Two words are the hallmark of mediocrity and laziness. They are…
This is the worst attitude to have in your work and indeed, your life. Settling for “good enough” is such a low standard. It means that you simply don’t care enough to be extraordinary. And the reality is, achieving any level of real success requires just that—extraordinary desires, efforts, and persistence.
This complacent attitude keeps us from doing our best work. It keeps us from making the money we want to make and from having the type of life we want. “Good enough” leads to divorce, poverty, and a legacy that reaches no further than the grave.
You want to know a funny, kind of counter-intuitive way to spot a professional? His craft kicks his ass sometimes. He wants to rip his hair out in frustration because he just can’t put all the pieces together yet. He cares that much about his work.
The “good enough” type of person would never sweat it. He’d shrug, recite his mantra—“it’s good enough”—and blithely carry on with the next uninspired task. And life repays him in kind—with good enough pay, good enough recognition, good enough opportunities.
Don’t be that person.
It’s okay to be discontent with circumstances and strive for things uncomfortably larger. It’s okay to always want more. Don’t try to avoid dissatisfaction—use it to spur you on to greater things, because that’s where true satisfaction is.
I’m talking about the attainment of BIG goals. The production of BIG effects. Why settle for anything less?
Don’t swing completely to the other end of this spectrum, though: The perfectionist that is never satisfied with anything, that can be pleased by nothing and no one, and that has a rapacious, insatiable drive. That’s no way to live, either.
There’s a balance that you have to strike. Any movement in the right direction should be celebrated, even if it’s just for a moment. Those little steps, when reinforced, can turn into leaping strides. The greatest geniuses in history had incredibly “unattainable” goals but, ironically, they were also incredibly patient.
While working on the lightbulb, Edison famously wrote, “I have not failed 10,000 times. I have successfully found 10,000 ways that will not work.”
Don’t let minor failures convince you to abandon your dreams and replace them with vague, colorless visions that are “good enough.” Always push back. Always figure out how to do it better. Never compromise with what you know you can accomplish.

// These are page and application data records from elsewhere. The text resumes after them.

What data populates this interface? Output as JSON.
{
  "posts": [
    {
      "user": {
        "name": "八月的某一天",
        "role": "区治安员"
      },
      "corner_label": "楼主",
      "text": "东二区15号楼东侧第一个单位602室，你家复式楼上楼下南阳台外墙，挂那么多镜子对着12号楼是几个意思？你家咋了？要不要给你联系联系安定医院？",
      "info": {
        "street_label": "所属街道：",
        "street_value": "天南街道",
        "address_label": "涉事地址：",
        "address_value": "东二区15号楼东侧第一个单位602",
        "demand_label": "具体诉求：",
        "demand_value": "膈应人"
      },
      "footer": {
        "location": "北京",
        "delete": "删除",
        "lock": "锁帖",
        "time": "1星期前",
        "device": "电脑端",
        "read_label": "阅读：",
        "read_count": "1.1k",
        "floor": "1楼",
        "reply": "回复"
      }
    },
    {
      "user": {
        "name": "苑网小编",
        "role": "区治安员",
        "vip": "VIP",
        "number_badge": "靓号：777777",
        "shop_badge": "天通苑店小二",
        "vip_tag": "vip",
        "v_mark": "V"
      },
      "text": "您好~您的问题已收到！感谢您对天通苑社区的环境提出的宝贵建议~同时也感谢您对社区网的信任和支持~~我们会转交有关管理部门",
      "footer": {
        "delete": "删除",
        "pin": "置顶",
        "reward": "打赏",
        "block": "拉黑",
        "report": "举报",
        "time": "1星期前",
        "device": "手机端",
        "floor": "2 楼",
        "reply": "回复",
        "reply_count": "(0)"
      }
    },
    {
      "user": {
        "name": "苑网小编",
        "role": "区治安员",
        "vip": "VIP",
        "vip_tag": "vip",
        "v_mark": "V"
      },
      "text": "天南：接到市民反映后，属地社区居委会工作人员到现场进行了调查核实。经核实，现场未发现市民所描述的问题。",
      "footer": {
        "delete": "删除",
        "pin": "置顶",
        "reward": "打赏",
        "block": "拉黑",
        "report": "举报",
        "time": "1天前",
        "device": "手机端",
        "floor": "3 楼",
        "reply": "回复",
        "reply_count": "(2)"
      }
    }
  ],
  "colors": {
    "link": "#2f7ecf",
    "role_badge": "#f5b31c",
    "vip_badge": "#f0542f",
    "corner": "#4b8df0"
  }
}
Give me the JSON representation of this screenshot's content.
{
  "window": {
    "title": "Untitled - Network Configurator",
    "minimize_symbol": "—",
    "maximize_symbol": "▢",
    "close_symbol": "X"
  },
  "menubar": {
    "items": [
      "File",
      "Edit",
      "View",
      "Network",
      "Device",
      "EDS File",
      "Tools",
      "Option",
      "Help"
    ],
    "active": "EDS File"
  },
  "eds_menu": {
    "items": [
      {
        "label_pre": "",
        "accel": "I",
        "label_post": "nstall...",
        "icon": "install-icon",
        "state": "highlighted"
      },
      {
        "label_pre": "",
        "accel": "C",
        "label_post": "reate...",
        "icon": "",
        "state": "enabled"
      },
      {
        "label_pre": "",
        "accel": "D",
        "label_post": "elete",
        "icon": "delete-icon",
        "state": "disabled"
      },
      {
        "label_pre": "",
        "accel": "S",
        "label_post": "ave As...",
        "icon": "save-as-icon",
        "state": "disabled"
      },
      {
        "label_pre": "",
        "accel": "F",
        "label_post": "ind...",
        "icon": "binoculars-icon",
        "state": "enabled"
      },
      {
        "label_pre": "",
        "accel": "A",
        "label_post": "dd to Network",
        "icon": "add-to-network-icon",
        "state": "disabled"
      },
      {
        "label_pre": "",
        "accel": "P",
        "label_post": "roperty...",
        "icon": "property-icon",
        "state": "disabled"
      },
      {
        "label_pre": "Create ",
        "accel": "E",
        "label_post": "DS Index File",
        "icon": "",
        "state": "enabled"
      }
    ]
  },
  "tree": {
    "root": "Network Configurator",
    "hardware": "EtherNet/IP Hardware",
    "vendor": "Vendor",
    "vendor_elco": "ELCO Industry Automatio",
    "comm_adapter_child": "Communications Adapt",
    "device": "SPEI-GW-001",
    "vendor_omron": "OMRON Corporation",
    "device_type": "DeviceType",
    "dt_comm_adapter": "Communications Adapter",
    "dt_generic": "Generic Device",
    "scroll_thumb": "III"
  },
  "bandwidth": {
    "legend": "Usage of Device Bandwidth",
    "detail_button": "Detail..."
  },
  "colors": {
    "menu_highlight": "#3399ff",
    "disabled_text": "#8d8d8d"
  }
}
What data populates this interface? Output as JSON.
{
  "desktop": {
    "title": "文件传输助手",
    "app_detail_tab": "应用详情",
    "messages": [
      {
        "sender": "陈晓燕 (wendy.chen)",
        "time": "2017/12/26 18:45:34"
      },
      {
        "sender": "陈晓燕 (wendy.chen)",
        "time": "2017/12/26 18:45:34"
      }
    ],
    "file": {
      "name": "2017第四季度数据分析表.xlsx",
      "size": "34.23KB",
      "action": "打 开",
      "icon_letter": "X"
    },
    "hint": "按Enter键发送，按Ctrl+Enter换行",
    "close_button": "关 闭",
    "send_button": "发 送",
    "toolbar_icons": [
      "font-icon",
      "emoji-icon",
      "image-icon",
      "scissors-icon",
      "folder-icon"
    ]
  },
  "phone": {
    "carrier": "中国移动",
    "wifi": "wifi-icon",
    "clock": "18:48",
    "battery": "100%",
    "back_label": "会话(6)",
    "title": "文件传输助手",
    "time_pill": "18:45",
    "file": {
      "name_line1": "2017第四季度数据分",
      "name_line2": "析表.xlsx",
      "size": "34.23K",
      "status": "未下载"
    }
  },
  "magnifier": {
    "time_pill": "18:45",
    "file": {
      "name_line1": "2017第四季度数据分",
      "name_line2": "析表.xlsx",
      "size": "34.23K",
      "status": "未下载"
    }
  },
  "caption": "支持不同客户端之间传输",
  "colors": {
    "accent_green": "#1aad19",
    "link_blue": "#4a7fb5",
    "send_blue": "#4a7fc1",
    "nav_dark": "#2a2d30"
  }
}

You are important—maybe more than you know—and you can make a difference in the world. Take it upon yourself to become extraordinary. The world needs you.
As Paul Hawken said in his moving commencement address, “You are brilliant, and the earth is hiring.” Are you up for the job?